Integrated Hardware-in-the-Loop Simulation of a Complex Turbine Engine and Power System 2006-01-3035
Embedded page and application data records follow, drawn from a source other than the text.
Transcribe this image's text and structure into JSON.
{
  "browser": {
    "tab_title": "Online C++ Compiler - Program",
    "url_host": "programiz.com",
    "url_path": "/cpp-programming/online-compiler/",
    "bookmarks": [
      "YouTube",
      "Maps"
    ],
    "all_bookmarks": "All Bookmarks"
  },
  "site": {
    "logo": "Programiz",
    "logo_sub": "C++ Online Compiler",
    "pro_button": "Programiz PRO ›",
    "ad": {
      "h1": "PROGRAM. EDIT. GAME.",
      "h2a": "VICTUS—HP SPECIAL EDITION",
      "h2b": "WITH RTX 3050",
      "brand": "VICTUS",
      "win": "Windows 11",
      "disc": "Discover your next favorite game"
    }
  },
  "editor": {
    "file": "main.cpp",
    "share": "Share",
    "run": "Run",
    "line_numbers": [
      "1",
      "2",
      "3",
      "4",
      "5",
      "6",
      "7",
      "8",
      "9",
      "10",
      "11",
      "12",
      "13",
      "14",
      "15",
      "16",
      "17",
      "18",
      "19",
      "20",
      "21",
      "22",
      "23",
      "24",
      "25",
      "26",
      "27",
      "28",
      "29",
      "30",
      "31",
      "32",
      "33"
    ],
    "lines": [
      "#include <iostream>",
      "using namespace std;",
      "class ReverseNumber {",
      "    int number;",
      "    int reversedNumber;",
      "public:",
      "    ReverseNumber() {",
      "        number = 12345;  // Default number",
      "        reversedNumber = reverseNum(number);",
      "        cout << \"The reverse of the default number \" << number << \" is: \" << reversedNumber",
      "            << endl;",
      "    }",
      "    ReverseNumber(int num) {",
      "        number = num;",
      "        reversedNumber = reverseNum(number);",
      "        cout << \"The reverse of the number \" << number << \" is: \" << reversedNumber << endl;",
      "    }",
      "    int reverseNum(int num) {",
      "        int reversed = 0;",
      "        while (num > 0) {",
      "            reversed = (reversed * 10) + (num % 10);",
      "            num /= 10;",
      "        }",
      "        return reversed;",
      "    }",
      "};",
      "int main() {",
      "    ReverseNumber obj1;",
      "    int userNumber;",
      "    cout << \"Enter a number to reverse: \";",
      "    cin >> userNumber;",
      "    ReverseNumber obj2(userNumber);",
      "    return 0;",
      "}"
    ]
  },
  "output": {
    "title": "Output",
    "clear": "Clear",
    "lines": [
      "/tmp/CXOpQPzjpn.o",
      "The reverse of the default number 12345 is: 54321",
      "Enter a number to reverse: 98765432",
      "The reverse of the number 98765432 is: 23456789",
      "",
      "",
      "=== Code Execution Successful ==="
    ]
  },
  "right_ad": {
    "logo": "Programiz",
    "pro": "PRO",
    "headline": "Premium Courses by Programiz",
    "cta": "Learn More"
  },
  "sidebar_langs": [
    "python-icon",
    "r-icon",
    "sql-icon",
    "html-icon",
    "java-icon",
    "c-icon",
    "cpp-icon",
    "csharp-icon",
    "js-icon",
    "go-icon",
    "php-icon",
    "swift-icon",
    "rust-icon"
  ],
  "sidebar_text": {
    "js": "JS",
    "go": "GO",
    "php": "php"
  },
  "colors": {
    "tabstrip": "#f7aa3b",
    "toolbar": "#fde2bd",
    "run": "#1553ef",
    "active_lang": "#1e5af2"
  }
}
The interdependency between propulsion, power, and thermal subsystems on military aircraft such as the F-35 Joint Strike Fighter (JSF) and F-22 Raptor continues to increase as advanced war-fighting capabilities including solid-state radars, electronic attack, electric actuation, and Directed Energy Weaponry (DEW) expand to meet Air Force needs. Novel analysis and testing methodologies are required to predict these interdependencies and address adverse interactions prior to costly hardware prototyping. As a result, the Air Force Research Laboratory (AFRL) has established a dynamic hardware-in-the-loop (HIL) test-bed wherein transient simulations can be integrated through advanced real-time simulation with prototype hardware for integrated system studies and analysis. This paper details a test-bed configuration where a dynamic simulation of an aircraft turbine engine is utilized to control a dual-head electric drive stand. The drive stand is connected to an electric generator and associated power system implemented in hardware. The electromagnetic torque produced by the generator is measured and fed back into the turbine engine simulation as a load to the shaft. The HIL capability of this test-bed configuration enables reduced cost altitude testing, supports the design and analysis of integrated starter/generators and alternative power/propulsion architectures, and sets the stage for advanced integrated turbine engine/generator control design.